[Start of section]

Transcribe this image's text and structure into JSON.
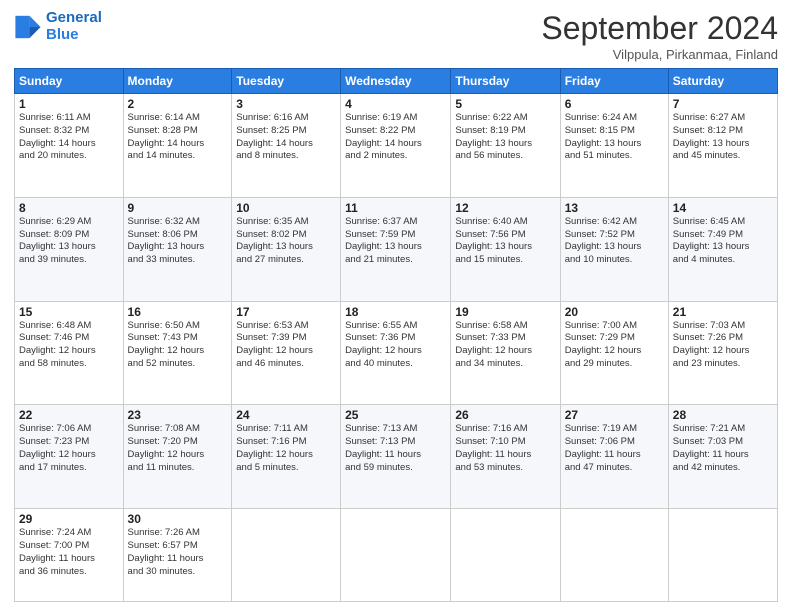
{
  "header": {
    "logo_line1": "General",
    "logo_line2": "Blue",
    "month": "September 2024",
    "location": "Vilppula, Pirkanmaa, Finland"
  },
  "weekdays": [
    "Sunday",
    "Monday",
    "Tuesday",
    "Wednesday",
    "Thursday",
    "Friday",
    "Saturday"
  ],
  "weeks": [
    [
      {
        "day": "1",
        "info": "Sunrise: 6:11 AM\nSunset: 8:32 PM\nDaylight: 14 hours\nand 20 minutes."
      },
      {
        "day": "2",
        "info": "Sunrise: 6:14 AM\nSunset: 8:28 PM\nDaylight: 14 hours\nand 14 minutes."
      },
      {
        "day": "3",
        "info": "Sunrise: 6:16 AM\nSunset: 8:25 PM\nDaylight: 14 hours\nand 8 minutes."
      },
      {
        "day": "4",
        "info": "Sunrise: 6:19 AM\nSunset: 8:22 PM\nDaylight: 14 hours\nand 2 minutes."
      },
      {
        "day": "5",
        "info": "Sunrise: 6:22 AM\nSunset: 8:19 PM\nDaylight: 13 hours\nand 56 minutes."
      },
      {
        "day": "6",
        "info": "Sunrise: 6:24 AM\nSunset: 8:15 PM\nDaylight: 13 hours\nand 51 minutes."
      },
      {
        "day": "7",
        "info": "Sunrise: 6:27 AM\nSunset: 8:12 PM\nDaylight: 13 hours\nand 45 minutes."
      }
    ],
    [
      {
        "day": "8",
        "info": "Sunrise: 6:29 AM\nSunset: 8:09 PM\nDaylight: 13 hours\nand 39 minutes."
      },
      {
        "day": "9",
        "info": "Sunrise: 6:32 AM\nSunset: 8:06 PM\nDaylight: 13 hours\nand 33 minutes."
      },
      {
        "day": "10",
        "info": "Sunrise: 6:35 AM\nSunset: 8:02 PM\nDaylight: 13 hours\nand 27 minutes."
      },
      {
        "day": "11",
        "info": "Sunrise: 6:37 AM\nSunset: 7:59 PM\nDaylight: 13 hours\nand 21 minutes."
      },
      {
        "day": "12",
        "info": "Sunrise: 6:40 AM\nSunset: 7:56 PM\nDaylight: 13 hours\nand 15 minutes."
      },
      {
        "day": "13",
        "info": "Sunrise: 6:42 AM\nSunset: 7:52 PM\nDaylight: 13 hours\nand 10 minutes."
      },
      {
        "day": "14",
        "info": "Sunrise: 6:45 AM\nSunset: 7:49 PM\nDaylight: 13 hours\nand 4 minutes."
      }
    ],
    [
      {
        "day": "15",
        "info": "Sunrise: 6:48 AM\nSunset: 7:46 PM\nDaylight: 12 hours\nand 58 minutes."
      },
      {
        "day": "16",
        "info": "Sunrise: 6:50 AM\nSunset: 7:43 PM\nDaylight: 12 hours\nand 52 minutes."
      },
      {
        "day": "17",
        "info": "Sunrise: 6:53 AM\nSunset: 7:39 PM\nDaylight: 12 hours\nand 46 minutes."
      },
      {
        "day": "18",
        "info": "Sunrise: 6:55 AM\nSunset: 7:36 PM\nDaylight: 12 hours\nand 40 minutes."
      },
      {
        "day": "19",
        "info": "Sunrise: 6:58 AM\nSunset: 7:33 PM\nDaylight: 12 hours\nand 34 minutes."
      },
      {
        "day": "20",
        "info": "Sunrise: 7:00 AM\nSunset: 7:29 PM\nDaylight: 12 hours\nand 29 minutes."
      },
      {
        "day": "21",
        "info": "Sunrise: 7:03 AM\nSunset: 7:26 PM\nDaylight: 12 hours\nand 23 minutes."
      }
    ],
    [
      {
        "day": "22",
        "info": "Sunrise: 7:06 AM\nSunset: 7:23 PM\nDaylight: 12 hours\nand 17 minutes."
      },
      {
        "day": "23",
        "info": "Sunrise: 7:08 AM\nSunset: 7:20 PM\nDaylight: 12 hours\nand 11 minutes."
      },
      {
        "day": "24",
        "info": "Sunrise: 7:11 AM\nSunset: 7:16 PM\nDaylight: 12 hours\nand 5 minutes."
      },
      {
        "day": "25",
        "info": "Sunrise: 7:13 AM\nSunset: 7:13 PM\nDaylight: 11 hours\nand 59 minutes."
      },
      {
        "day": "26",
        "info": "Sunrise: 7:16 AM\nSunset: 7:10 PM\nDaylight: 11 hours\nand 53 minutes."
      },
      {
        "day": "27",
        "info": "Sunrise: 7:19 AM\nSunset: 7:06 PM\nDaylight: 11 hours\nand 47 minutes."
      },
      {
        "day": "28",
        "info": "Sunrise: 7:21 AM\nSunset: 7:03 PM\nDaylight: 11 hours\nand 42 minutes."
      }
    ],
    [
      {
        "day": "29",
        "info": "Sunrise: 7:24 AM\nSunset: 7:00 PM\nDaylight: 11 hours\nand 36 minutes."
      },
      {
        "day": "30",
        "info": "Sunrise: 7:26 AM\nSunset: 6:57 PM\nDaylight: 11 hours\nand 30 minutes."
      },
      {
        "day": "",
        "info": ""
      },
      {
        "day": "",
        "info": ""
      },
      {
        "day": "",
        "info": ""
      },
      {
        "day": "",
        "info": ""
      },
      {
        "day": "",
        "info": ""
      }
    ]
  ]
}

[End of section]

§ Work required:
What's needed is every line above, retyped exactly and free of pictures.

§ Result:
Transcribe this image's text and structure into JSON.
{
  "header": {
    "logo_line1": "General",
    "logo_line2": "Blue",
    "month": "September 2024",
    "location": "Vilppula, Pirkanmaa, Finland"
  },
  "weekdays": [
    "Sunday",
    "Monday",
    "Tuesday",
    "Wednesday",
    "Thursday",
    "Friday",
    "Saturday"
  ],
  "weeks": [
    [
      {
        "day": "1",
        "info": "Sunrise: 6:11 AM\nSunset: 8:32 PM\nDaylight: 14 hours\nand 20 minutes."
      },
      {
        "day": "2",
        "info": "Sunrise: 6:14 AM\nSunset: 8:28 PM\nDaylight: 14 hours\nand 14 minutes."
      },
      {
        "day": "3",
        "info": "Sunrise: 6:16 AM\nSunset: 8:25 PM\nDaylight: 14 hours\nand 8 minutes."
      },
      {
        "day": "4",
        "info": "Sunrise: 6:19 AM\nSunset: 8:22 PM\nDaylight: 14 hours\nand 2 minutes."
      },
      {
        "day": "5",
        "info": "Sunrise: 6:22 AM\nSunset: 8:19 PM\nDaylight: 13 hours\nand 56 minutes."
      },
      {
        "day": "6",
        "info": "Sunrise: 6:24 AM\nSunset: 8:15 PM\nDaylight: 13 hours\nand 51 minutes."
      },
      {
        "day": "7",
        "info": "Sunrise: 6:27 AM\nSunset: 8:12 PM\nDaylight: 13 hours\nand 45 minutes."
      }
    ],
    [
      {
        "day": "8",
        "info": "Sunrise: 6:29 AM\nSunset: 8:09 PM\nDaylight: 13 hours\nand 39 minutes."
      },
      {
        "day": "9",
        "info": "Sunrise: 6:32 AM\nSunset: 8:06 PM\nDaylight: 13 hours\nand 33 minutes."
      },
      {
        "day": "10",
        "info": "Sunrise: 6:35 AM\nSunset: 8:02 PM\nDaylight: 13 hours\nand 27 minutes."
      },
      {
        "day": "11",
        "info": "Sunrise: 6:37 AM\nSunset: 7:59 PM\nDaylight: 13 hours\nand 21 minutes."
      },
      {
        "day": "12",
        "info": "Sunrise: 6:40 AM\nSunset: 7:56 PM\nDaylight: 13 hours\nand 15 minutes."
      },
      {
        "day": "13",
        "info": "Sunrise: 6:42 AM\nSunset: 7:52 PM\nDaylight: 13 hours\nand 10 minutes."
      },
      {
        "day": "14",
        "info": "Sunrise: 6:45 AM\nSunset: 7:49 PM\nDaylight: 13 hours\nand 4 minutes."
      }
    ],
    [
      {
        "day": "15",
        "info": "Sunrise: 6:48 AM\nSunset: 7:46 PM\nDaylight: 12 hours\nand 58 minutes."
      },
      {
        "day": "16",
        "info": "Sunrise: 6:50 AM\nSunset: 7:43 PM\nDaylight: 12 hours\nand 52 minutes."
      },
      {
        "day": "17",
        "info": "Sunrise: 6:53 AM\nSunset: 7:39 PM\nDaylight: 12 hours\nand 46 minutes."
      },
      {
        "day": "18",
        "info": "Sunrise: 6:55 AM\nSunset: 7:36 PM\nDaylight: 12 hours\nand 40 minutes."
      },
      {
        "day": "19",
        "info": "Sunrise: 6:58 AM\nSunset: 7:33 PM\nDaylight: 12 hours\nand 34 minutes."
      },
      {
        "day": "20",
        "info": "Sunrise: 7:00 AM\nSunset: 7:29 PM\nDaylight: 12 hours\nand 29 minutes."
      },
      {
        "day": "21",
        "info": "Sunrise: 7:03 AM\nSunset: 7:26 PM\nDaylight: 12 hours\nand 23 minutes."
      }
    ],
    [
      {
        "day": "22",
        "info": "Sunrise: 7:06 AM\nSunset: 7:23 PM\nDaylight: 12 hours\nand 17 minutes."
      },
      {
        "day": "23",
        "info": "Sunrise: 7:08 AM\nSunset: 7:20 PM\nDaylight: 12 hours\nand 11 minutes."
      },
      {
        "day": "24",
        "info": "Sunrise: 7:11 AM\nSunset: 7:16 PM\nDaylight: 12 hours\nand 5 minutes."
      },
      {
        "day": "25",
        "info": "Sunrise: 7:13 AM\nSunset: 7:13 PM\nDaylight: 11 hours\nand 59 minutes."
      },
      {
        "day": "26",
        "info": "Sunrise: 7:16 AM\nSunset: 7:10 PM\nDaylight: 11 hours\nand 53 minutes."
      },
      {
        "day": "27",
        "info": "Sunrise: 7:19 AM\nSunset: 7:06 PM\nDaylight: 11 hours\nand 47 minutes."
      },
      {
        "day": "28",
        "info": "Sunrise: 7:21 AM\nSunset: 7:03 PM\nDaylight: 11 hours\nand 42 minutes."
      }
    ],
    [
      {
        "day": "29",
        "info": "Sunrise: 7:24 AM\nSunset: 7:00 PM\nDaylight: 11 hours\nand 36 minutes."
      },
      {
        "day": "30",
        "info": "Sunrise: 7:26 AM\nSunset: 6:57 PM\nDaylight: 11 hours\nand 30 minutes."
      },
      {
        "day": "",
        "info": ""
      },
      {
        "day": "",
        "info": ""
      },
      {
        "day": "",
        "info": ""
      },
      {
        "day": "",
        "info": ""
      },
      {
        "day": "",
        "info": ""
      }
    ]
  ]
}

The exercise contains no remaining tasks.